→ **Action item**:
Return all lines in the data where the string "label" can be found.

→ **Material supplied**:
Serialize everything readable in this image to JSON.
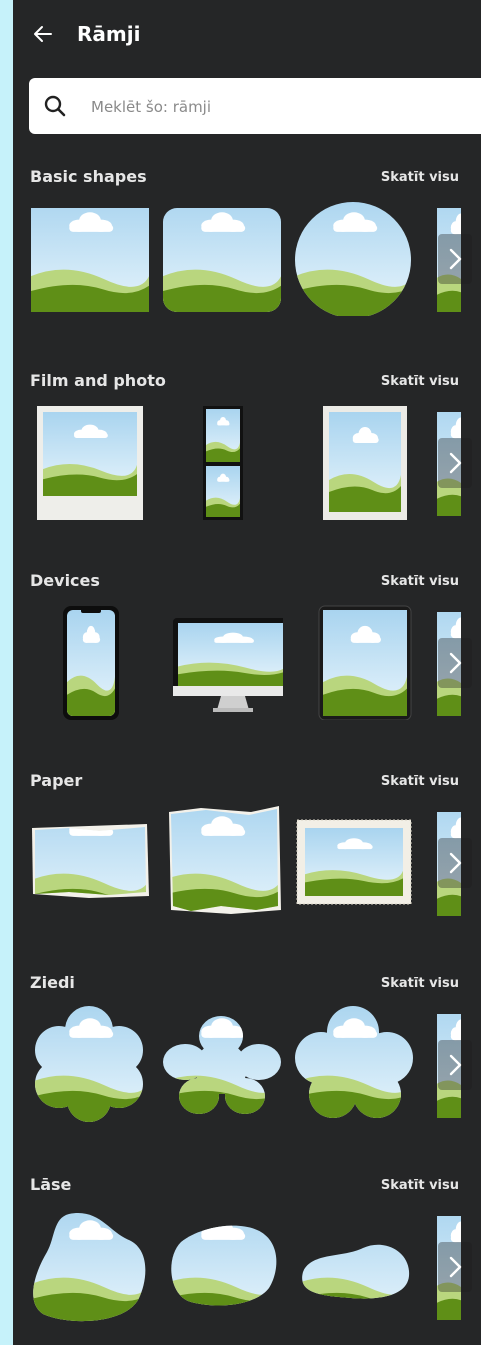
{
  "header": {
    "title": "Rāmji",
    "back_icon": "arrow-left-icon"
  },
  "search": {
    "placeholder": "Meklēt šo: rāmji",
    "value": "",
    "icon": "search-icon"
  },
  "sections": [
    {
      "title": "Basic shapes",
      "see_all": "Skatīt visu",
      "items": [
        "square-frame",
        "rounded-square-frame",
        "circle-frame"
      ]
    },
    {
      "title": "Film and photo",
      "see_all": "Skatīt visu",
      "items": [
        "polaroid-frame",
        "photo-strip-frame",
        "film-print-frame"
      ]
    },
    {
      "title": "Devices",
      "see_all": "Skatīt visu",
      "items": [
        "phone-frame",
        "monitor-frame",
        "tablet-frame"
      ]
    },
    {
      "title": "Paper",
      "see_all": "Skatīt visu",
      "items": [
        "torn-paper-landscape-frame",
        "torn-paper-frame",
        "deckled-paper-frame"
      ]
    },
    {
      "title": "Ziedi",
      "see_all": "Skatīt visu",
      "items": [
        "flower-frame-1",
        "flower-frame-2",
        "flower-frame-3"
      ]
    },
    {
      "title": "Lāse",
      "see_all": "Skatīt visu",
      "items": [
        "blob-frame-1",
        "blob-frame-2",
        "blob-frame-3"
      ]
    }
  ],
  "colors": {
    "panel_bg": "#252627",
    "sky_top": "#a9d4ef",
    "sky_bottom": "#e8f5fc",
    "grass_dark": "#5f8f17",
    "grass_light": "#b9d67e",
    "page_border": "#c6f2fa"
  },
  "next_icon": "chevron-right-icon"
}
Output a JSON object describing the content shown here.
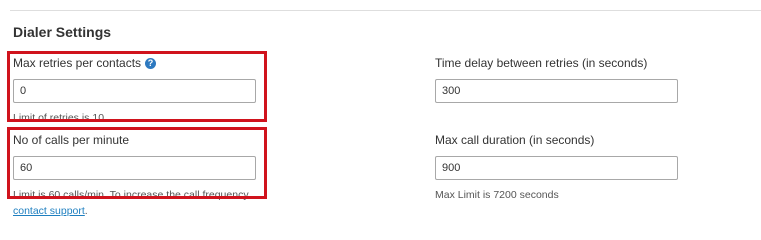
{
  "section": {
    "title": "Dialer Settings"
  },
  "max_retries": {
    "label": "Max retries per contacts",
    "help_icon": "question-circle-icon",
    "value": "0",
    "hint": "Limit of retries is 10"
  },
  "time_delay": {
    "label": "Time delay between retries (in seconds)",
    "value": "300"
  },
  "calls_per_minute": {
    "label": "No of calls per minute",
    "value": "60",
    "hint": "Limit is 60 calls/min. To increase the call frequency",
    "link_text": "contact support",
    "link_suffix": "."
  },
  "max_call_duration": {
    "label": "Max call duration (in seconds)",
    "value": "900",
    "hint": "Max Limit is 7200 seconds"
  },
  "colors": {
    "highlight": "#d0131d",
    "link": "#1e7fc0",
    "help_icon": "#2d79c0"
  }
}
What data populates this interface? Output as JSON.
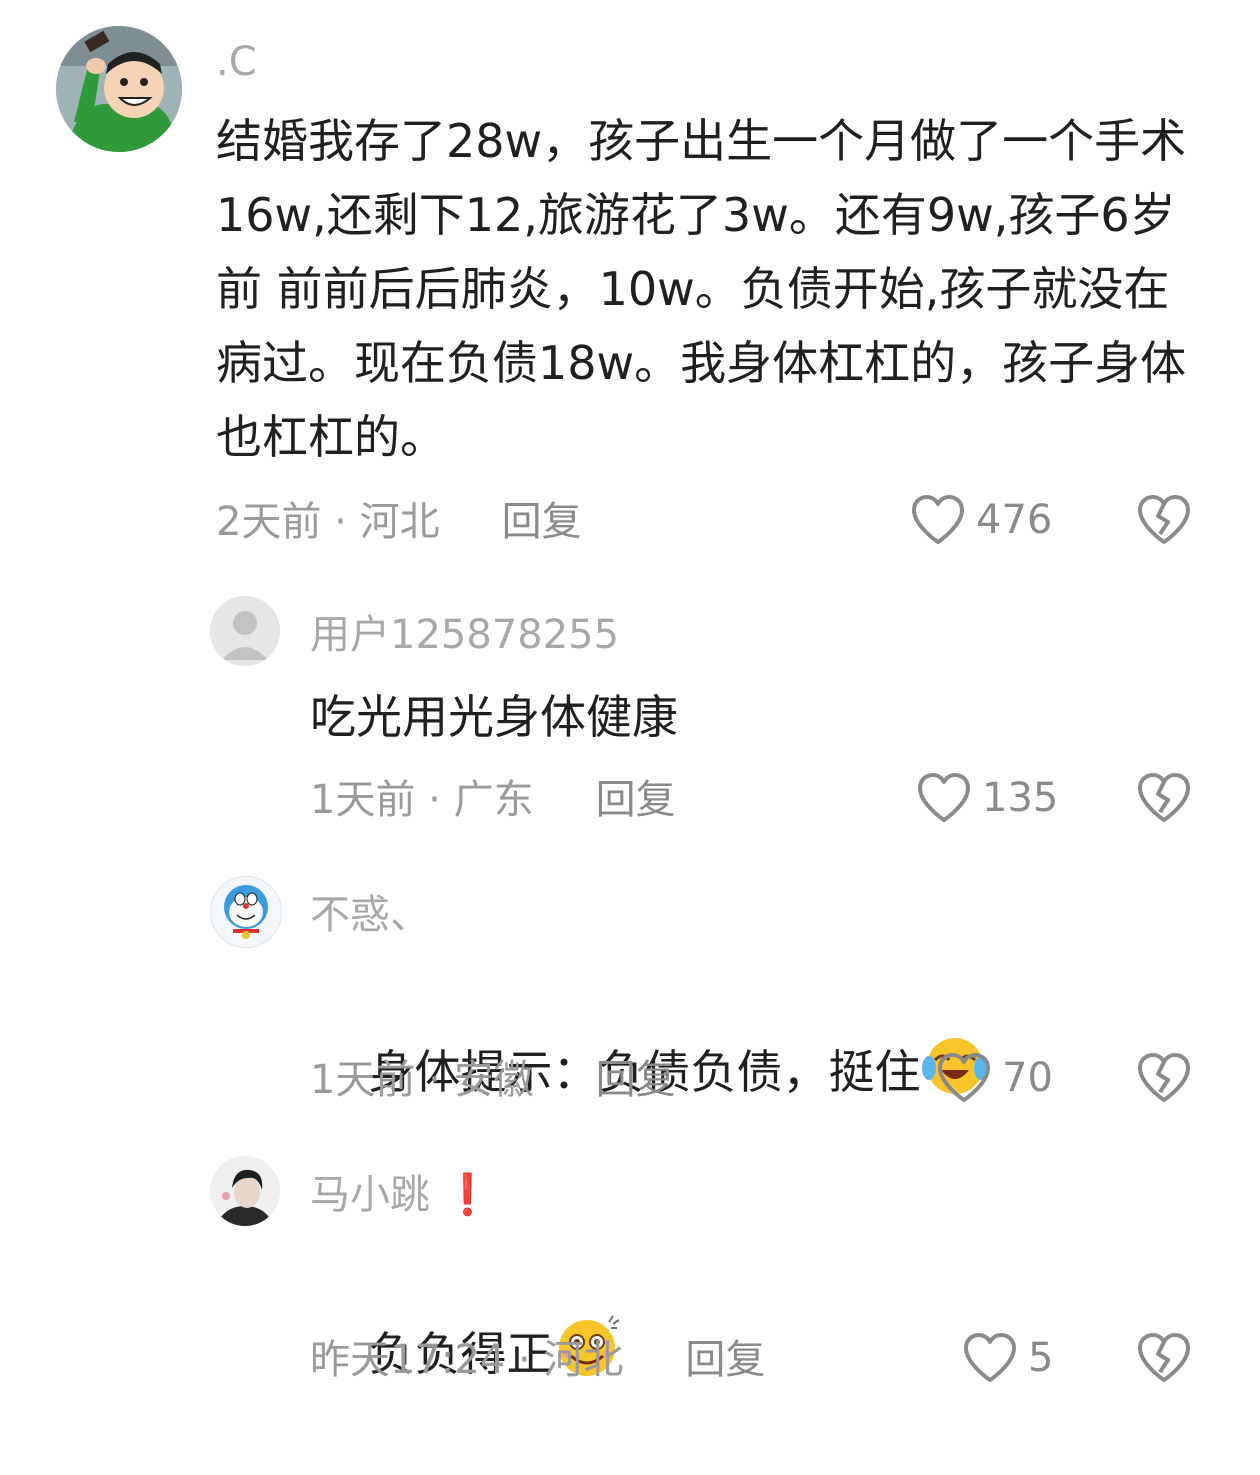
{
  "comments": [
    {
      "username": ".C",
      "text": "结婚我存了28w，孩子出生一个月做了一个手术16w,还剩下12,旅游花了3w。还有9w,孩子6岁前 前前后后肺炎，10w。负债开始,孩子就没在病过。现在负债18w。我身体杠杠的，孩子身体也杠杠的。",
      "meta": "2天前 · 河北",
      "reply": "回复",
      "likes": "476"
    },
    {
      "username": "用户125878255",
      "text": "吃光用光身体健康",
      "meta": "1天前 · 广东",
      "reply": "回复",
      "likes": "135"
    },
    {
      "username": "不惑、",
      "text": "身体提示：负债负债，挺住",
      "emoji": "crying-laughing-emoji",
      "meta": "1天前 · 安徽",
      "reply": "回复",
      "likes": "70"
    },
    {
      "username": "马小跳",
      "username_suffix": "❗",
      "text": "负负得正",
      "emoji": "dizzy-smile-emoji",
      "meta": "昨天17:24 · 河北",
      "reply": "回复",
      "likes": "5"
    }
  ],
  "icons": {
    "like": "heart-outline-icon",
    "dislike": "broken-heart-icon"
  },
  "colors": {
    "text": "#202020",
    "secondary": "#9a9a9a",
    "icon": "#8a8a8a"
  }
}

→ **Answer section**:
    "label": "Max retries per contacts",
    "label": "Time delay between retries (in seconds)",
    "label": "No of calls per minute",
    "label": "Max call duration (in seconds)",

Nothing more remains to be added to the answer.